Ventilators are vital in the treatment of patients whose lungs have been attacked by the infection.
The health secretary also told Sky News that the country currently has 5,000 ventilators but said it would need “many times more than that”.
On Monday’s call with engineering firms, the prime minister is expected to promise that the government will buy stocks of ventilators produced as part of the production drive.
He will also set out the role government wants manufacturers to play in preparing the country for a significant outbreak of the virus.
But questions remain over how engineering firms with no experience of producing ventilators will be able start manufacturing the complex medical devices.
In a statement on Sunday, the chairman of heavy equipment manufacturer JCB, Lord Bamford, said: “We have been approached by the prime minister to see if we can help with the production of ventilators.
“We have research and engineering teams actively looking at the request at the moment,” he said.
However, he continued: “It’s unclear as yet if we can assist, but as a British company, we will do whatever we can to help during the unprecedented times our country is facing.”
What is a ventilator?
- A ventilator is a machine that helps a person breathe by getting oxygen into the lungs and removing carbon dioxide
- Ventilators can be used to help a person breathe if they have lung disease or another condition that makes breathing difficult.
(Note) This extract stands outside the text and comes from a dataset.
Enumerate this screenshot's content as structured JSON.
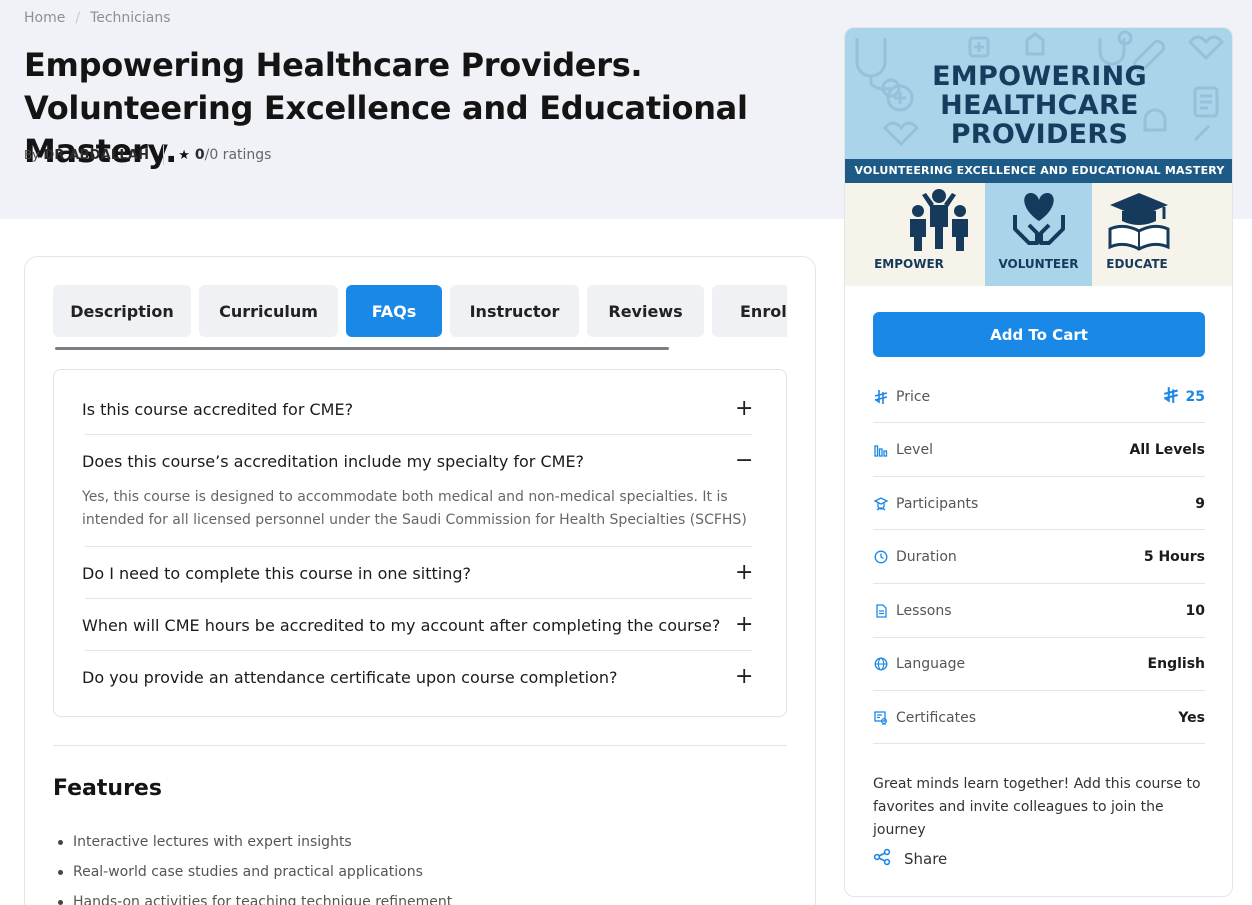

They can also be used during and post-surgery
- A tube, connected to a ventilator machine, is placed in a person’s mouth, nose or through a small cut in the throat (called a tracheostomy)
Manufacturing firm, Unipart, confirmed that it was involved in the discussions and aero-engine maker Rolls-Royce said it was “keen to do whatever we can”.
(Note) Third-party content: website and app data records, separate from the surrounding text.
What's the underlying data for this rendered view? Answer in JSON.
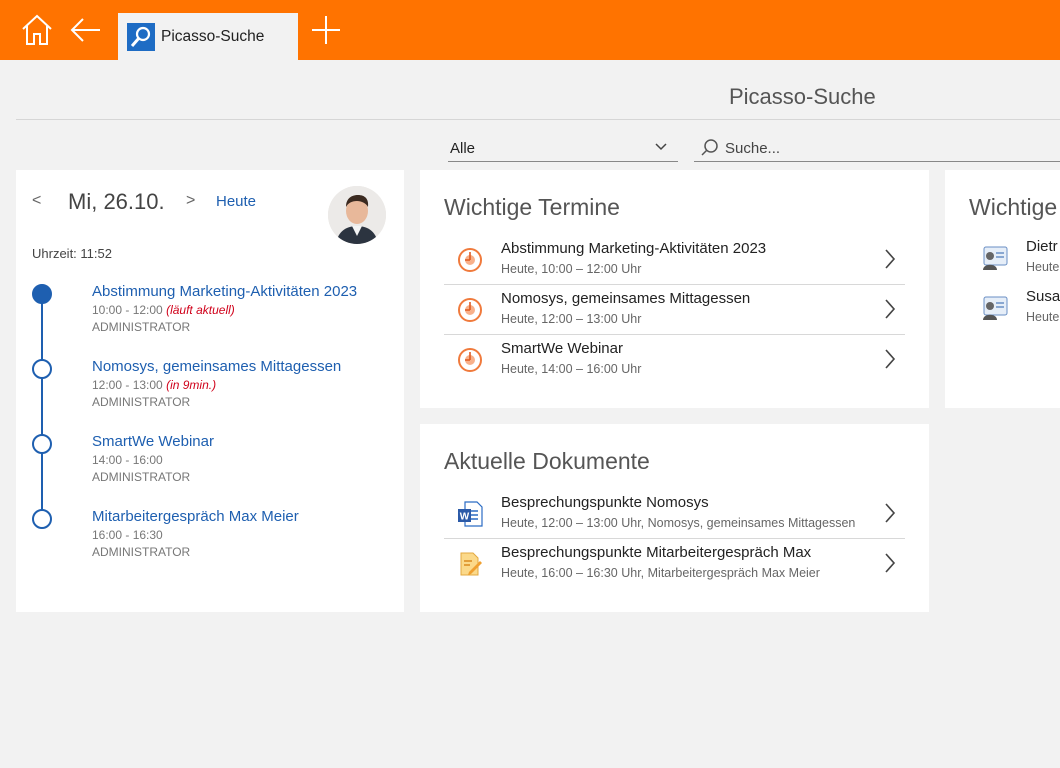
{
  "colors": {
    "accent": "#ff7300",
    "link": "#1e5fb0",
    "warning": "#d0021b"
  },
  "topbar": {
    "home_icon": "home-icon",
    "back_icon": "back-arrow-icon",
    "add_icon": "plus-icon"
  },
  "tab": {
    "label": "Picasso-Suche",
    "icon": "search-icon"
  },
  "page": {
    "title": "Picasso-Suche",
    "filter": {
      "value": "Alle"
    },
    "search": {
      "placeholder": "Suche..."
    }
  },
  "calendar": {
    "prev": "<",
    "date": "Mi, 26.10.",
    "next": ">",
    "today": "Heute",
    "clock": "Uhrzeit: 11:52",
    "events": [
      {
        "title": "Abstimmung Marketing-Aktivitäten 2023",
        "time": "10:00 - 12:00",
        "note": "(läuft aktuell)",
        "owner": "ADMINISTRATOR"
      },
      {
        "title": "Nomosys, gemeinsames Mittagessen",
        "time": "12:00 - 13:00",
        "note": "(in 9min.)",
        "owner": "ADMINISTRATOR"
      },
      {
        "title": "SmartWe Webinar",
        "time": "14:00 - 16:00",
        "note": "",
        "owner": "ADMINISTRATOR"
      },
      {
        "title": "Mitarbeitergespräch Max Meier",
        "time": "16:00 - 16:30",
        "note": "",
        "owner": "ADMINISTRATOR"
      }
    ]
  },
  "appointments": {
    "title": "Wichtige Termine",
    "items": [
      {
        "title": "Abstimmung Marketing-Aktivitäten 2023",
        "sub": "Heute, 10:00 – 12:00 Uhr"
      },
      {
        "title": "Nomosys, gemeinsames Mittagessen",
        "sub": "Heute, 12:00 – 13:00 Uhr"
      },
      {
        "title": "SmartWe Webinar",
        "sub": "Heute, 14:00 – 16:00 Uhr"
      }
    ]
  },
  "documents": {
    "title": "Aktuelle Dokumente",
    "items": [
      {
        "title": "Besprechungspunkte Nomosys",
        "sub": "Heute, 12:00 – 13:00 Uhr, Nomosys, gemeinsames Mittagessen",
        "icon": "word-document-icon"
      },
      {
        "title": "Besprechungspunkte Mitarbeitergespräch Max",
        "sub": "Heute, 16:00 – 16:30 Uhr, Mitarbeitergespräch Max Meier",
        "icon": "note-edit-icon"
      }
    ]
  },
  "contacts": {
    "title": "Wichtige",
    "items": [
      {
        "name": "Dietr",
        "sub": "Heute"
      },
      {
        "name": "Susa",
        "sub": "Heute"
      }
    ]
  }
}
It is not just manufacturing firms that have offered their services. Hotel chain Best Western has said it could turn its properties into temporary hospitals if the NHS needed additional bed space during the coronavirus outbreak.
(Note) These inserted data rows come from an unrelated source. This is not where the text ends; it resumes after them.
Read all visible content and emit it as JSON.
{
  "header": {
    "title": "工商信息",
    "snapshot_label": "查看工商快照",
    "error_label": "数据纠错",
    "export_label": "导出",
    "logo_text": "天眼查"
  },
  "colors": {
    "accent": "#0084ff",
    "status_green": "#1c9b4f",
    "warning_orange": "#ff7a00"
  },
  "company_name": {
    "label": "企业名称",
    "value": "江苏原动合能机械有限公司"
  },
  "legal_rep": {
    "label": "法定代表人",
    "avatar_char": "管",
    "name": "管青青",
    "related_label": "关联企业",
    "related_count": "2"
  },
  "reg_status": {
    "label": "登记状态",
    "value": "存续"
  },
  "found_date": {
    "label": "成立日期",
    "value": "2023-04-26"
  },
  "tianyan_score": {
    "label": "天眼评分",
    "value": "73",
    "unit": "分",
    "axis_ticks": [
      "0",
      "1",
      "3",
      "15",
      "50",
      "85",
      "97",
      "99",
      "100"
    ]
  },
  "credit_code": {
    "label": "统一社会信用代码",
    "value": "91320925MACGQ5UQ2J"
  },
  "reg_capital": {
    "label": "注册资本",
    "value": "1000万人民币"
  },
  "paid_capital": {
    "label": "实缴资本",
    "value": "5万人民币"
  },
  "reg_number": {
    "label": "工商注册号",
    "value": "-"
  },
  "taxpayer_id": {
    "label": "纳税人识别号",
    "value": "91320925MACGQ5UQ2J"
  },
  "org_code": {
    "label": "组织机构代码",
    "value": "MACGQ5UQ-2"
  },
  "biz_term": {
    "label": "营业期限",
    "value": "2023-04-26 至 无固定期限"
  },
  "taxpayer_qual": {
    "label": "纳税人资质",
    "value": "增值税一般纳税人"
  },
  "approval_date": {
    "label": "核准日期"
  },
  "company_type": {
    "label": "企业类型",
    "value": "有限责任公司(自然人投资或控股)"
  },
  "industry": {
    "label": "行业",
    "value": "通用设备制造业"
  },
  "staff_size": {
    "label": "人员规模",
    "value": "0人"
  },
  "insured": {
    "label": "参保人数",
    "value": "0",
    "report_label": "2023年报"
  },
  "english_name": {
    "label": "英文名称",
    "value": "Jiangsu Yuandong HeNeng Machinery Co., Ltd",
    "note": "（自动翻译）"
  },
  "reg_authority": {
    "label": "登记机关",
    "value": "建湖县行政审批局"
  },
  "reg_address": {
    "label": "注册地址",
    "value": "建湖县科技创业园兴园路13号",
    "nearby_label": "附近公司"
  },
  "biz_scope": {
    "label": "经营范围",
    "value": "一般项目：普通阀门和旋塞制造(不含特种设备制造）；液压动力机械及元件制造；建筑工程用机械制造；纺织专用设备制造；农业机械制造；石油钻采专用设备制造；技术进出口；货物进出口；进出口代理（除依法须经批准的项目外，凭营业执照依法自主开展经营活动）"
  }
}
The company said it had seen a surge in cancellations over the last month due to the outbreak.
“If the NHS wants additional bed space, and we can partner with other companies to provide the right medical equipment and supplies, and we can do it safely, then we would be willing to start having those conversations immediately,” the hotel chain’s boss, Rob Paterson, said.
Manufacturers asked by the government to produce thousands of ventilators to help save the lives of seriously affected victims of coronavirus are not ready to fill the demand.
Although firms including JCB, Unipart, Rolls-Royce and others are in close conversation with the government, no detailed blueprint for increased manufacture of the life-saving equipment currently exists.
One manufacturer told the BBC that comparisons with the accelerated manufacture of Spitfire aircraft during World War Two were misplaced, as there was no accepted design. Even if there was, there is no guarantee the components could be sourced in time to even start production in the next two months.
Ventilators are vital as medical experts estimate that between 10% and 20% of those who succumb to the virus will need critical care. Many of those will need help breathing.
Although firms stand ready and able to produce more ventilators, a lack of clarity on design specifications and component sourcing mean that production remains many weeks away.